NOVEMBER 10, 1952
SANTIAGO, Chile, Sunday—On his last day in office, President Videla and Madame Videla invited us to dinner at the Moneda at nine o'clock. We did not arrive until quarter past nine, but in Chile nobody is on time. Other guests arrived much later than we did and it was nearly 10 o'clock before we sat down to dinner.
I deeply appreciated this courteous gesture on the part of the outgoing President. To have guests at the last minute must have been difficult. The President told me with warmth how much Ambassador Bowers' understanding and cooperation have meant to the diplomatic relations between our countries. I consider myself very fortunate to have been in two countries where our ambassadors are so successfully portraying the friendly feelings of the people of the United States. Ambassador Bowers here has lived the good neighbor policy and thereby enhanced the importance and influence of the United States.
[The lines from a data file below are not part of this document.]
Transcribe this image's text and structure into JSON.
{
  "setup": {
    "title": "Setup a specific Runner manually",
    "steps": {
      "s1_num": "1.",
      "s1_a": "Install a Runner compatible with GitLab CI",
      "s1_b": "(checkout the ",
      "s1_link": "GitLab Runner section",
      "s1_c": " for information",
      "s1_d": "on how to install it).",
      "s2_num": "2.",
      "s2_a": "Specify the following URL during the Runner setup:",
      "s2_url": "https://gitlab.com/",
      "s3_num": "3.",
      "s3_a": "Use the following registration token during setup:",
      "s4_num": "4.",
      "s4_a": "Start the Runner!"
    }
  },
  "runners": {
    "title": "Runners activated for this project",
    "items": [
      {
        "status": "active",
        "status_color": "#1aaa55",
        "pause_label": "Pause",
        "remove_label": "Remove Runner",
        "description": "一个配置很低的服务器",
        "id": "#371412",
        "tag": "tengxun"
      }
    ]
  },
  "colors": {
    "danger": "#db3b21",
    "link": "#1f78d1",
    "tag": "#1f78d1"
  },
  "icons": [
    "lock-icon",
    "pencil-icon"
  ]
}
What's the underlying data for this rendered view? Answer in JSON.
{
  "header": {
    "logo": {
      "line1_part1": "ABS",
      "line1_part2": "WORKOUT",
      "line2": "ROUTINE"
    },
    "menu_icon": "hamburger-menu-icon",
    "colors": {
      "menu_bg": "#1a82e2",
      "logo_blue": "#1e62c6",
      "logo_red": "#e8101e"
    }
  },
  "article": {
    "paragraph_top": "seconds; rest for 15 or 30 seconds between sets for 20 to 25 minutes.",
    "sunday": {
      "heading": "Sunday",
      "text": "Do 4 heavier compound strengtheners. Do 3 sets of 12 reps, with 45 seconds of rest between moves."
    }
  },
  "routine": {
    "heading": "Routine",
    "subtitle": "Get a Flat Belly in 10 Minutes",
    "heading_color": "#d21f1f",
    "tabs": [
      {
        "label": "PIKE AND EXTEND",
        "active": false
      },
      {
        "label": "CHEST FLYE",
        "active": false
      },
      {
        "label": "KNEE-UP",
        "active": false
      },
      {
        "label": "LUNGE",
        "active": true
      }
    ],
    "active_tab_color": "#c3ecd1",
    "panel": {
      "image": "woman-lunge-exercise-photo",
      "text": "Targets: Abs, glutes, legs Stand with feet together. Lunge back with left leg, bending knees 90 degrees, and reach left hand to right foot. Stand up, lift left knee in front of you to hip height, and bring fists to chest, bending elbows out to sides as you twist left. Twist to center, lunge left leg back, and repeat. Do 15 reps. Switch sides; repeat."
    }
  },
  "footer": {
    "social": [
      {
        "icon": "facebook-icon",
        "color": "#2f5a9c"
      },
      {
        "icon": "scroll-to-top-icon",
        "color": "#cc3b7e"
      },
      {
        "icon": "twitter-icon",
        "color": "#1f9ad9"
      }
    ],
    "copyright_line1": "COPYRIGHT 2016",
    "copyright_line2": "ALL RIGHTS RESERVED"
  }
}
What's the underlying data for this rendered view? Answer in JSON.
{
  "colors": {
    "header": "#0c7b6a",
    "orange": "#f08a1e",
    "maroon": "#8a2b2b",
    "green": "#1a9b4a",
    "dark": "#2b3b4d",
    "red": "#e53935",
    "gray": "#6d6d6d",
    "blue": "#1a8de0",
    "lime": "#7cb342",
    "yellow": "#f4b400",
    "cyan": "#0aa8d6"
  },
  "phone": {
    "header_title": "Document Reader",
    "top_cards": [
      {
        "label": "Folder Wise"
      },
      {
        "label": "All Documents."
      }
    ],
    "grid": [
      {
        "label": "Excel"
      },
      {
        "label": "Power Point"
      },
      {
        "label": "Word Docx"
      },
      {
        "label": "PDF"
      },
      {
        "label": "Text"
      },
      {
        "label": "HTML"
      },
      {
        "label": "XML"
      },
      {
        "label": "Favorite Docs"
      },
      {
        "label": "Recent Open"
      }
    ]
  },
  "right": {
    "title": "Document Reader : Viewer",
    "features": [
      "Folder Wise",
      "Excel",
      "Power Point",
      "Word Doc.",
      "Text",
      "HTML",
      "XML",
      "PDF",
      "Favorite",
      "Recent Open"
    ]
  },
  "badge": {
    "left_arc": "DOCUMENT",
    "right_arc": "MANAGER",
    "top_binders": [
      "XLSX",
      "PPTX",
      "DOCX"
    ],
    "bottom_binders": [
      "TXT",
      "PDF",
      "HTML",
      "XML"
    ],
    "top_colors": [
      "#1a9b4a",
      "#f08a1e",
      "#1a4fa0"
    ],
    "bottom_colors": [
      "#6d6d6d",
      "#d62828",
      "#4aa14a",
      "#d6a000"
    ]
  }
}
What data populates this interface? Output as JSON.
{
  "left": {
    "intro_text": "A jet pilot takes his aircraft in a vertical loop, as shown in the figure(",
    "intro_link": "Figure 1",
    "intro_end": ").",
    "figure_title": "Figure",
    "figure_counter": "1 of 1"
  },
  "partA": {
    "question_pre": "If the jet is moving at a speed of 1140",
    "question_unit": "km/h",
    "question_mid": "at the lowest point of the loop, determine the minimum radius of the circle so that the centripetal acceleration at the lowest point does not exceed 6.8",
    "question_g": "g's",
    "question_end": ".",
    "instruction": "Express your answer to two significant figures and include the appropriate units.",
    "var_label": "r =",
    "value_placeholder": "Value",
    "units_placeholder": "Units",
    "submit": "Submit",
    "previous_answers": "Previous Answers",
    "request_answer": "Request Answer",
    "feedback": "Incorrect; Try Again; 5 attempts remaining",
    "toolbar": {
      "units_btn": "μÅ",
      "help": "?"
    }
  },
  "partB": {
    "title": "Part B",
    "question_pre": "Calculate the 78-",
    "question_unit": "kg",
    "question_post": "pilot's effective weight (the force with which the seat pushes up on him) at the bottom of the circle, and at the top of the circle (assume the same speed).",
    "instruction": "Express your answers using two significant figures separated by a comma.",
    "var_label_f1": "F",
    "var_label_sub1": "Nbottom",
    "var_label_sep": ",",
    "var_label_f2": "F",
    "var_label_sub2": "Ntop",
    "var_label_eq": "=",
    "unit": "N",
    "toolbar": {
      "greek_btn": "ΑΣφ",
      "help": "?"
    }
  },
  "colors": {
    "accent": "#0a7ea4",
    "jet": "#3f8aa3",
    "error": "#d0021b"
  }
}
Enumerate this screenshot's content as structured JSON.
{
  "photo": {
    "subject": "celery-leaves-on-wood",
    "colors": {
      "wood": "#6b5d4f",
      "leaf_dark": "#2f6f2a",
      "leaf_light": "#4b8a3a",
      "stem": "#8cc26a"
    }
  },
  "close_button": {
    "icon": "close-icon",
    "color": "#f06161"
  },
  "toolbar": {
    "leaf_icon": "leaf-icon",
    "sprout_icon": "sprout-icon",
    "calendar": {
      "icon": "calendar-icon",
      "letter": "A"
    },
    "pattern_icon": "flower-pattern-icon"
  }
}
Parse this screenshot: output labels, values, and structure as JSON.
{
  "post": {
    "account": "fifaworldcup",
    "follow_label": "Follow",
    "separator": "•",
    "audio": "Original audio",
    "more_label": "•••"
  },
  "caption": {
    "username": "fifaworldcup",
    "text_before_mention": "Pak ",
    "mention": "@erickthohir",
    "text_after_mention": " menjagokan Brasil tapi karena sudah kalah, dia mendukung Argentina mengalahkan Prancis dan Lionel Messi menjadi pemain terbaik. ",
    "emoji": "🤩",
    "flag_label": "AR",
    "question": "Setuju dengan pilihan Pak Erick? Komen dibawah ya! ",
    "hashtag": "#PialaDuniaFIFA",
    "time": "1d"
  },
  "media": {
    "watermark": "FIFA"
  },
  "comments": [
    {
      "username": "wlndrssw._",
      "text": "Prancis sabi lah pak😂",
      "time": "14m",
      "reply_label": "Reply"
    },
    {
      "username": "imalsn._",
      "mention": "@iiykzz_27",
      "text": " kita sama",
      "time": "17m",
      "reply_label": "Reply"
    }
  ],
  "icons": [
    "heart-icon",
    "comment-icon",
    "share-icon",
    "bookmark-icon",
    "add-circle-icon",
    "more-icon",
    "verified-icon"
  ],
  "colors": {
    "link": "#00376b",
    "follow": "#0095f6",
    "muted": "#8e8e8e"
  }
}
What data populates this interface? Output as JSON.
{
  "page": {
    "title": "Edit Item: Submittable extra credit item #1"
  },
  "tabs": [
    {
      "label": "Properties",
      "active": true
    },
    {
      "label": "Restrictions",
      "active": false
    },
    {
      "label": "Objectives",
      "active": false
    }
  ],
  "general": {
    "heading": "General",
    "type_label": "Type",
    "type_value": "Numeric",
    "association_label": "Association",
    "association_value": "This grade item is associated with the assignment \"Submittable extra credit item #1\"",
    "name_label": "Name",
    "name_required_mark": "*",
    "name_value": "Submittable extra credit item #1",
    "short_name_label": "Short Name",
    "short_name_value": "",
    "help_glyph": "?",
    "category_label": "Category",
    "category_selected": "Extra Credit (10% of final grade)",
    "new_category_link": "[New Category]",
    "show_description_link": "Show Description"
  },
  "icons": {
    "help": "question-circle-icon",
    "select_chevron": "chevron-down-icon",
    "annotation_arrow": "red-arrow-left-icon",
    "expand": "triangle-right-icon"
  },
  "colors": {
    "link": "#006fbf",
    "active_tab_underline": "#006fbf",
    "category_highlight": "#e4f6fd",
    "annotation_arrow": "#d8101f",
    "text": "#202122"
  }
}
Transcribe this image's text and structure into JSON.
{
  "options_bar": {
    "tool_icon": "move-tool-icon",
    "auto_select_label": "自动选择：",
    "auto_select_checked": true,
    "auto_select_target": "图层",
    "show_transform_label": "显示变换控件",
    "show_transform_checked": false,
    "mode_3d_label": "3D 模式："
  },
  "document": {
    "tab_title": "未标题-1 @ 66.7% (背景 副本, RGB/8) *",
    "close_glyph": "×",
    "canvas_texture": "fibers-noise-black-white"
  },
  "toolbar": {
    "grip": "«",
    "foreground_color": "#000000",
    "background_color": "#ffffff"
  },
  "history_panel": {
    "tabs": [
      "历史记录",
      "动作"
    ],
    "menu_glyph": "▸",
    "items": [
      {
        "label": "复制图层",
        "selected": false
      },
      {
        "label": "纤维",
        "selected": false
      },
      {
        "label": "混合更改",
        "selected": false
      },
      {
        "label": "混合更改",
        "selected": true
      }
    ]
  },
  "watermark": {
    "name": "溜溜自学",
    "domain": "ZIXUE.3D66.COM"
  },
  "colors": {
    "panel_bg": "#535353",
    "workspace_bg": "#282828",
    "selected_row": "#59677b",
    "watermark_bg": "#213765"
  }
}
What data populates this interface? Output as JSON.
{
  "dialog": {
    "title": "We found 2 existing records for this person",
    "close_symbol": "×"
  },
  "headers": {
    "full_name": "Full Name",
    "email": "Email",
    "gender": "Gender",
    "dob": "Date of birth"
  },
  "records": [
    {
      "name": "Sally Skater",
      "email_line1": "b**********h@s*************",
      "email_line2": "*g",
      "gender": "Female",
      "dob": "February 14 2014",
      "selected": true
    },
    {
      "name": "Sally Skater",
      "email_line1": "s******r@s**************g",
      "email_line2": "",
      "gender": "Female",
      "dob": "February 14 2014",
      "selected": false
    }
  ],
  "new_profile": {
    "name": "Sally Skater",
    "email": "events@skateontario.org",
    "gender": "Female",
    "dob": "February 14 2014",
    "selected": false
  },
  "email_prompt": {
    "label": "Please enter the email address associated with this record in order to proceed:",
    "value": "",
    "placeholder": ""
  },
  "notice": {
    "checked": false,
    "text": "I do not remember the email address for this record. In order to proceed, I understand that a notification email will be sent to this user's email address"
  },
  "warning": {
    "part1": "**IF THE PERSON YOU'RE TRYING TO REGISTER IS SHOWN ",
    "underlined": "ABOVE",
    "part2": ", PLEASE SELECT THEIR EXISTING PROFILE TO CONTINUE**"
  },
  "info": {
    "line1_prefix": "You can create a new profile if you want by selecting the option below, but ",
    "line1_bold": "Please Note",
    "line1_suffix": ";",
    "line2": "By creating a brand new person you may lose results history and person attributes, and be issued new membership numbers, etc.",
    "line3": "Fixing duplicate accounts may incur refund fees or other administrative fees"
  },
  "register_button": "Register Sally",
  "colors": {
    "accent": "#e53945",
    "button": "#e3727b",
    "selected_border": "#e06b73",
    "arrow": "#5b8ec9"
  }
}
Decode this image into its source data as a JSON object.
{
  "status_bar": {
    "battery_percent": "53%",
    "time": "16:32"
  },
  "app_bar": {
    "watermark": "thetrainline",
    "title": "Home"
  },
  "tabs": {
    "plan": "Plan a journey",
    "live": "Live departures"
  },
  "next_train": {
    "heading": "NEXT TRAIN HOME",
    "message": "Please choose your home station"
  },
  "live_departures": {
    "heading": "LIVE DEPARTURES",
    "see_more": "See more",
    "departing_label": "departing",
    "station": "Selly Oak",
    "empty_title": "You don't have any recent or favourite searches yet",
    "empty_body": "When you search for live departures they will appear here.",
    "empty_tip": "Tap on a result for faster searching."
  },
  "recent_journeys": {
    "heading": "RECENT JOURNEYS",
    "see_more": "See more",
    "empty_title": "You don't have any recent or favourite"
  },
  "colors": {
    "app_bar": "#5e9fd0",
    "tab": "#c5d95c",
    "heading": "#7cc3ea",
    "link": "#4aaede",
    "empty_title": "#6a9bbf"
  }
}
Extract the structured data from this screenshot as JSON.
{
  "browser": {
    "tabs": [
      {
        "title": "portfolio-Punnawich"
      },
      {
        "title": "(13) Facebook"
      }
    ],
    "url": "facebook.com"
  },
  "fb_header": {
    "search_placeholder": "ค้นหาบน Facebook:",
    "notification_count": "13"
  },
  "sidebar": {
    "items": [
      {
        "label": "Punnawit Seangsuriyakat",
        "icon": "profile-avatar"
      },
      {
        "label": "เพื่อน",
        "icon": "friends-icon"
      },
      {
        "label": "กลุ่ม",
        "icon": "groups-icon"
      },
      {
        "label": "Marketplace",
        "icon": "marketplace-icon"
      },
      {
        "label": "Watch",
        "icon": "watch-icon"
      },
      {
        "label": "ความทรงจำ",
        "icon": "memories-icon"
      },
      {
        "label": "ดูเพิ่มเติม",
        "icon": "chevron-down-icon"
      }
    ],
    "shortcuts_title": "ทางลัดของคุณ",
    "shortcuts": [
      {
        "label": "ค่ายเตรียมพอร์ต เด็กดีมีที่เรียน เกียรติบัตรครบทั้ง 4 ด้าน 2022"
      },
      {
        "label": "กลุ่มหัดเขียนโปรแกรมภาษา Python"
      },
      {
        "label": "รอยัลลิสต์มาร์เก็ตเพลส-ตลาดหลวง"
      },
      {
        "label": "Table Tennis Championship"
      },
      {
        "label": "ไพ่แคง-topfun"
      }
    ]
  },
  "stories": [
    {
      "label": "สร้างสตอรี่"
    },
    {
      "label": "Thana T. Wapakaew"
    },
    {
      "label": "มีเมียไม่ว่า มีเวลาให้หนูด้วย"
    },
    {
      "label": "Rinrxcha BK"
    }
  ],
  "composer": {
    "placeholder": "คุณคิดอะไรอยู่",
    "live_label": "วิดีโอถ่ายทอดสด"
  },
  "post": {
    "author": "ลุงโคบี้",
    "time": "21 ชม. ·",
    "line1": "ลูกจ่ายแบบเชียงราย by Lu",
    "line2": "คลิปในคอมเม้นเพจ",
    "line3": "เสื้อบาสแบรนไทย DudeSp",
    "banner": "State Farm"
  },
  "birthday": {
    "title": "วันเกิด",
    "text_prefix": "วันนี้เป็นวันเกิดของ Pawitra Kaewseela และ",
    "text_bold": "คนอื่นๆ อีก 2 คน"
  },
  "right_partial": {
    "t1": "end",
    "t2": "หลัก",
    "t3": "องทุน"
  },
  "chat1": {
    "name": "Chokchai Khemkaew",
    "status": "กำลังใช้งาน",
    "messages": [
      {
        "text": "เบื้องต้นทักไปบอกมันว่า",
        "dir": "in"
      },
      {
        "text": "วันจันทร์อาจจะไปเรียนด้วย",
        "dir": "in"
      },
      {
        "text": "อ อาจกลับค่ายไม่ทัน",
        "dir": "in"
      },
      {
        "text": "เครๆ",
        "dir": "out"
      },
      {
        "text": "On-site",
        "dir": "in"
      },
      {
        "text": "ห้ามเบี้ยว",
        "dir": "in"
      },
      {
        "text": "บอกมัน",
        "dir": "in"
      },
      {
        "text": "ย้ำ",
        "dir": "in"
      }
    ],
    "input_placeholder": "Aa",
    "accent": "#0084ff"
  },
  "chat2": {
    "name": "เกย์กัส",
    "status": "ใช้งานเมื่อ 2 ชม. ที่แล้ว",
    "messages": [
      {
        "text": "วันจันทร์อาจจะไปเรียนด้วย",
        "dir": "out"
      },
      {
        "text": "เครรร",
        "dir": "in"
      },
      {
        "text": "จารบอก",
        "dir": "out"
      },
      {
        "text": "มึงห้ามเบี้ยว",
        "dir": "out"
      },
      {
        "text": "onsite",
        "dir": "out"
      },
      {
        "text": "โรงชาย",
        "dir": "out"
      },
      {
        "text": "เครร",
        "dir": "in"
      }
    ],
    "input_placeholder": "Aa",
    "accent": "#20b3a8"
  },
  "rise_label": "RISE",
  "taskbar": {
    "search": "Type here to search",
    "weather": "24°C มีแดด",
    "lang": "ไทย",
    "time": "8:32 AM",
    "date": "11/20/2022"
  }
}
Ambassador Chester Bowles in India did not have any such pronouncement as the good neighbor policy to build on. He nevertheless exemplified it, and he and his family in themselves have shown a concern for the people of India which is building a good neighbor policy in that area of the world.
This has been a most interesting experience. I hope I have learned something about the people of Chile, their needs, and the efforts that are being made by the government to meet those needs. I know I have gained a better understanding of what our own embassy and our own US Information Service and Point Four program are doing.
What I shall take away with me as a never-to-be-forgotten remembrance, however, is the warmth with which everyone speaks of my husband. I think it would be a good thing for governments to realize that a man's philosophy, when it is given practical demonstration through what he does at home for the people of his own country, can be vastly important to the people of other nations. If people anywhere make gains in their rights as human beings, then other people everywhere take heart and hope that their day, too, will come. This understanding of my husband's philosophy of government—namely, that it must be an instrument of service to the people—accounts, of course, for the warm reception which the people have given me.
In leaving, I want to thank the people of Chile as well as the government and all the kind officials who have done so much to make my visit memorable. I particularly want to thank Ambassador Bowers and his family and all the official United States mission people. They have done, I know, a million and one things which I cannot even appreciate because I have never been told about them. But my thanks go to all the Americans on the staff here in Chile. I congratulate them on the work they have done, which has made the work of our delegation on this special mission easier and more successful.